Panting cat may be in serious trouble
For the past few months I’ve seen my 6 year old cat gasp. She lies down and opens her mouth with her tongue curled up and protruding. The gasp takes about five minutes. I’ve never seen cat pants before. Should I be concerned or is this normal?
A panting cat looks like the picture you described and always makes veterinarians suspicious of cardiovascular disease or other metabolic problems. Wheezing is often a warning sign that the cat is under cardiopulmonary stress and may have arrhythmias, hypertrophic cardiomyopathy, or heart failure. Wheezing can also occur in cats with lung disease and hyperthyroidism, an increase in thyroid hormone production.
There are many stories of cat owners who notice their cat is panting and a week later the cat dies from heart complications or a thrombus (blood clot) caused by heart disease. These are terrifying stories that will remind us not to ignore a panting cat. I will also tell you that wheezing can be normal behavior when it occurs in a young cat after a period of rough play, or in a cat in a stressful situation, or in a healthy cat that has been exposed to extreme heat and humidity.
Cats are like dogs in that they cannot sweat freely to dissipate heat. They rely on the small surfaces of the foot pads and the skin of their ears to evaporate. Wheezing helps lower body heat in overheated cats. The difference between cats and dogs is that cats look for cool spots on hot days and don’t exert themselves naturally when the outside temperatures start to rise. Hence, we usually don’t see cats panting. Overheating in cats is usually a man-made situation caused by poorly ventilated homes, traveling in a hot car, or the lack of a shady place to rest.
If your cat is on a hot day or if he’s stressed, the color of the cat’s tongue can tell if he’s in trouble. If the tongue is light pink there is less to worry, but if the tongue is bluish or dark there is definitely a problem and you should take care of your pet right away.

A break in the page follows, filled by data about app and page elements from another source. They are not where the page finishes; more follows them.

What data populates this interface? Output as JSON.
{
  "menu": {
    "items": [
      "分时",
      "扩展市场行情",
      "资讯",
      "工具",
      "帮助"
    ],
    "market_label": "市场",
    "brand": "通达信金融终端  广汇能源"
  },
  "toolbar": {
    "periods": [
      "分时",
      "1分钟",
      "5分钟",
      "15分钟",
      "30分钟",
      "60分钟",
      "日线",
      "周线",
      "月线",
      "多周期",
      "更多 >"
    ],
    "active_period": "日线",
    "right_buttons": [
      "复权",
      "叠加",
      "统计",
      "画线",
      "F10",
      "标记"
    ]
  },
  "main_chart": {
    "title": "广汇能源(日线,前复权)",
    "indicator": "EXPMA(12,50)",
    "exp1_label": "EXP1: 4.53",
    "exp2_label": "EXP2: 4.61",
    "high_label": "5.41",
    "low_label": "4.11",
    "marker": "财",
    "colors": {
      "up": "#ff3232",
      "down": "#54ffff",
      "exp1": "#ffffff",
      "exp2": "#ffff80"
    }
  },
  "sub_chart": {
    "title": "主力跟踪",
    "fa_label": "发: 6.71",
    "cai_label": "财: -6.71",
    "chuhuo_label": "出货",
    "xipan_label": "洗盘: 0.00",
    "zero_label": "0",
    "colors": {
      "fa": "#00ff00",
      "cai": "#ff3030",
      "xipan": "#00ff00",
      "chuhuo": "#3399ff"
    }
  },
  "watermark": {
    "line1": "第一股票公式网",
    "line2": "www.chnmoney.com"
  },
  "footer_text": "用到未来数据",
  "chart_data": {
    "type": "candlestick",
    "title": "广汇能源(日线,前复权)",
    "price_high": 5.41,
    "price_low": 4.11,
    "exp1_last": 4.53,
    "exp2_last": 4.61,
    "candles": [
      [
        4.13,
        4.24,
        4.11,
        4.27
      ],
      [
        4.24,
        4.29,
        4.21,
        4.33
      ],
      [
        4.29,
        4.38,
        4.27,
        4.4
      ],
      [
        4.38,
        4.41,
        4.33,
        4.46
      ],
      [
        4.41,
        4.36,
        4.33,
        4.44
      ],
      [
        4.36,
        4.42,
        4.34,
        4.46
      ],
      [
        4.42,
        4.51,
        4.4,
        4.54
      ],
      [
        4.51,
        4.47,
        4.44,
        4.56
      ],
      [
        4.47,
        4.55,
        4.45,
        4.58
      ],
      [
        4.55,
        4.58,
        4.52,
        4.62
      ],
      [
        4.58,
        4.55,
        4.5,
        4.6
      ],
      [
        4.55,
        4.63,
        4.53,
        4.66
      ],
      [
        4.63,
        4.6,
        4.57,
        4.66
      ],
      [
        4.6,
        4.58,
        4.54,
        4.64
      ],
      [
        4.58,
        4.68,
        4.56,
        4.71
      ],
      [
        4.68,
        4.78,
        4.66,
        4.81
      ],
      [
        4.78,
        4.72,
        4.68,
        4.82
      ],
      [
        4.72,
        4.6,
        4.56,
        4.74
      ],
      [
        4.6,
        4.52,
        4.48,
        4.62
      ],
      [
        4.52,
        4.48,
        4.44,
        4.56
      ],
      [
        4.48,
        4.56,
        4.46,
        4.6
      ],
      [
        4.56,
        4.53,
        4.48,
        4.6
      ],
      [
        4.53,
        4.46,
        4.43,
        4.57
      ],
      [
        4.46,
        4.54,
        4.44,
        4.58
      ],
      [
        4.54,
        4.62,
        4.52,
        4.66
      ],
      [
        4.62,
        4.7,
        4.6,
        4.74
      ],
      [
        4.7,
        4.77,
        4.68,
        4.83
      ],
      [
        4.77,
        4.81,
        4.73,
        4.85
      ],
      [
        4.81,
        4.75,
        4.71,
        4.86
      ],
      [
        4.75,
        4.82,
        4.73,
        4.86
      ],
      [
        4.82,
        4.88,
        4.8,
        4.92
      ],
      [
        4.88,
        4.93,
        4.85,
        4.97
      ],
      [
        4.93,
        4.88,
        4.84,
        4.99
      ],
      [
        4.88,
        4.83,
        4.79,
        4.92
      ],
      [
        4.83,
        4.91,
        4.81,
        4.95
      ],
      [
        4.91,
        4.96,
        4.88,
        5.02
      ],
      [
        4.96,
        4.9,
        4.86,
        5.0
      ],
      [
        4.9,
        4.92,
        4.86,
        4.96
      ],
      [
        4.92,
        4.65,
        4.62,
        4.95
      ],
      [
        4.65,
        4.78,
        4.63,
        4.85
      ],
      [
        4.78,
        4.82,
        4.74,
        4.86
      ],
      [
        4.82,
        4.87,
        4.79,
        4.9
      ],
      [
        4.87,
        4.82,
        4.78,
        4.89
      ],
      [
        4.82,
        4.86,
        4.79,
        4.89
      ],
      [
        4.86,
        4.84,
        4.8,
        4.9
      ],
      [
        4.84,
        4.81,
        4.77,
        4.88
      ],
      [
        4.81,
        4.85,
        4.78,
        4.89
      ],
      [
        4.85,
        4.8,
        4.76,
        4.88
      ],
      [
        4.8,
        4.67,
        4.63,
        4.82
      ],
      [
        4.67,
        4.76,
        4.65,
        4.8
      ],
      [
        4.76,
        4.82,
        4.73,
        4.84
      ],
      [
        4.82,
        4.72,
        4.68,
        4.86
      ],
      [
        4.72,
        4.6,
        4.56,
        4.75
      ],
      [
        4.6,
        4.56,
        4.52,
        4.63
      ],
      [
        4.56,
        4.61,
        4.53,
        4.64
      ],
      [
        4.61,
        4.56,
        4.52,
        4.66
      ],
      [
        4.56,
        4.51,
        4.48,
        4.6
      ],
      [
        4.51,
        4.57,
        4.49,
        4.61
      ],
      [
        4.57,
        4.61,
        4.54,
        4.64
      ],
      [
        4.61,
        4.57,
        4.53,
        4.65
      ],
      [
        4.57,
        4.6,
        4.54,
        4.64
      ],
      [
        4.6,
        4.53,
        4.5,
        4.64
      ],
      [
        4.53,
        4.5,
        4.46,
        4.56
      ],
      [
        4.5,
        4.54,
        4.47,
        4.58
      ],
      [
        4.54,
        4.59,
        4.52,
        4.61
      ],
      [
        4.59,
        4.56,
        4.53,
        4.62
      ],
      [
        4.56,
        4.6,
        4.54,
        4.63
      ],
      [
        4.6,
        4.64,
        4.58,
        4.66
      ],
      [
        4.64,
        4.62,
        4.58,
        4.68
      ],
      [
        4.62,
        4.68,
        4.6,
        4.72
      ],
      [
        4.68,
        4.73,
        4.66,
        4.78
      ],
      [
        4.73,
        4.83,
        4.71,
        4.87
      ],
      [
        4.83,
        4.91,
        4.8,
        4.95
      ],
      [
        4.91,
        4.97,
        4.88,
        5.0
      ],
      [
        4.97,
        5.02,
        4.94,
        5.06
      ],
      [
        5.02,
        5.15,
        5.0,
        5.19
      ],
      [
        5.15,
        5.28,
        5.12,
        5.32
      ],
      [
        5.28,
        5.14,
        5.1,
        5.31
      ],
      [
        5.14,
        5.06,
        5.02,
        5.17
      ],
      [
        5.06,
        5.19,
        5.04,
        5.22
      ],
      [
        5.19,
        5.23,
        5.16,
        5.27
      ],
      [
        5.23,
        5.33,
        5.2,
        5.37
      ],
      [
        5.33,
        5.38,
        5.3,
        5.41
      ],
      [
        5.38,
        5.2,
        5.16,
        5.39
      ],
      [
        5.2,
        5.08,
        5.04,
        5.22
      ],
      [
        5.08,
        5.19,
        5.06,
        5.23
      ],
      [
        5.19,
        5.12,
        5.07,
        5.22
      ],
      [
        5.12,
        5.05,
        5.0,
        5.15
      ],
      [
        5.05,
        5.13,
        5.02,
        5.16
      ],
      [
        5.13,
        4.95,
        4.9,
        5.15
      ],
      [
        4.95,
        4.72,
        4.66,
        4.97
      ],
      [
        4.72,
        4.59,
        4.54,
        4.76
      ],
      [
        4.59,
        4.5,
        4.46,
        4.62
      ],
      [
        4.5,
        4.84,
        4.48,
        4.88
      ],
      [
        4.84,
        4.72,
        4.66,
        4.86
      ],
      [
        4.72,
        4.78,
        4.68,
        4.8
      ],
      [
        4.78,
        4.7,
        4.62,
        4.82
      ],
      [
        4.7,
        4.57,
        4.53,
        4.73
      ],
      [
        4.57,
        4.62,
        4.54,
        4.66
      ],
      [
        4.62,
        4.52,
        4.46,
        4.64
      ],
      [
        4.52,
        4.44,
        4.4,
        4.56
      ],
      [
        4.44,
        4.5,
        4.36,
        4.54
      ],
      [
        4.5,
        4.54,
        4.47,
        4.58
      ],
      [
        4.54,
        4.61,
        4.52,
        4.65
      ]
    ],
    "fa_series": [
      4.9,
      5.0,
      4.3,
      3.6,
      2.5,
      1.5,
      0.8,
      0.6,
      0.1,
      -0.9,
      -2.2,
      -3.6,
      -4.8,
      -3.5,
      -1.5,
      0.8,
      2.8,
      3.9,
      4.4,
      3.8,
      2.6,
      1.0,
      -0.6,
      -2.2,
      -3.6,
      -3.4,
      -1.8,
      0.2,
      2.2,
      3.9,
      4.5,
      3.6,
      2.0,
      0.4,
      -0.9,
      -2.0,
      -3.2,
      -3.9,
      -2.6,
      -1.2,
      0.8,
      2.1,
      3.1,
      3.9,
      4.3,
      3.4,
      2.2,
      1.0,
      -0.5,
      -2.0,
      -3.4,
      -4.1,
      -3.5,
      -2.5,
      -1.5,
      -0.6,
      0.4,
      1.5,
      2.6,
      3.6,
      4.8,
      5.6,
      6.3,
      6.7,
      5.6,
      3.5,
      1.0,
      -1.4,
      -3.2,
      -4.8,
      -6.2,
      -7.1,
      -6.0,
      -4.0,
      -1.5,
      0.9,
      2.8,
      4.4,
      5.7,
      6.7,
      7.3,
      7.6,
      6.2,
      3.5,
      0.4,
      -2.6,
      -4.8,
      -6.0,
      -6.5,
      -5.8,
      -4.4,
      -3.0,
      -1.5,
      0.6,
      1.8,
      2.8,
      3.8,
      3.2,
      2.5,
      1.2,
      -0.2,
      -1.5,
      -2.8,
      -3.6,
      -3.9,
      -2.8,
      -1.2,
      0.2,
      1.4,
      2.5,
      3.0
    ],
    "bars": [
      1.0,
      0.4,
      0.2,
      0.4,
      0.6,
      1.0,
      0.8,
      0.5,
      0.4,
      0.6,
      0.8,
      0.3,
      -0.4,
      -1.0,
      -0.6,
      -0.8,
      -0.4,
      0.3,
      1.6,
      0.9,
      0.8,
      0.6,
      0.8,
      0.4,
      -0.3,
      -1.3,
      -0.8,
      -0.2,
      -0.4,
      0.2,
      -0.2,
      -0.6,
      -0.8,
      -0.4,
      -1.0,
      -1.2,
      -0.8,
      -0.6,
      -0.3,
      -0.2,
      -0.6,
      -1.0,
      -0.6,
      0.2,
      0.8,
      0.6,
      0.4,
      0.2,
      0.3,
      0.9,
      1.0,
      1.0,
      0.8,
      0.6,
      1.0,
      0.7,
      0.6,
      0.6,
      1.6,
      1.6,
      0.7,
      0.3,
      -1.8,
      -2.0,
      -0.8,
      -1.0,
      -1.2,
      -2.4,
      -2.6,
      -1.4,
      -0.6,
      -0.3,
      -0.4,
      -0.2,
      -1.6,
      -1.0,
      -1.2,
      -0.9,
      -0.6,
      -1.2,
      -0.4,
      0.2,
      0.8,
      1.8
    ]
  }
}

However, if your cat is panting during normal, day-to-day activities, it should be checked out immediately. Let your vet know about the circumstances surrounding wheezing, including information about general attitude, appetite, and stress levels. I always recommend a minimal blood chemistry workup, chest x-ray, and electrocardiogram for a cat with wheezing episodes. And since some cardiovascular diseases like HCM may not be audible during auscultation with a stethoscope, I recommend an echocardiogram (ultrasound of the heart) which is the gold standard in diagnosing cardiovascular disease. An “echo” enables the cardiologist or radiologist to directly visualize the heart, the wall thickness, the valve function and the possibility of a clot forming.
Tracy Dewhirst is a veterinary surgeon. Send your questions to www.askthevetradio.com.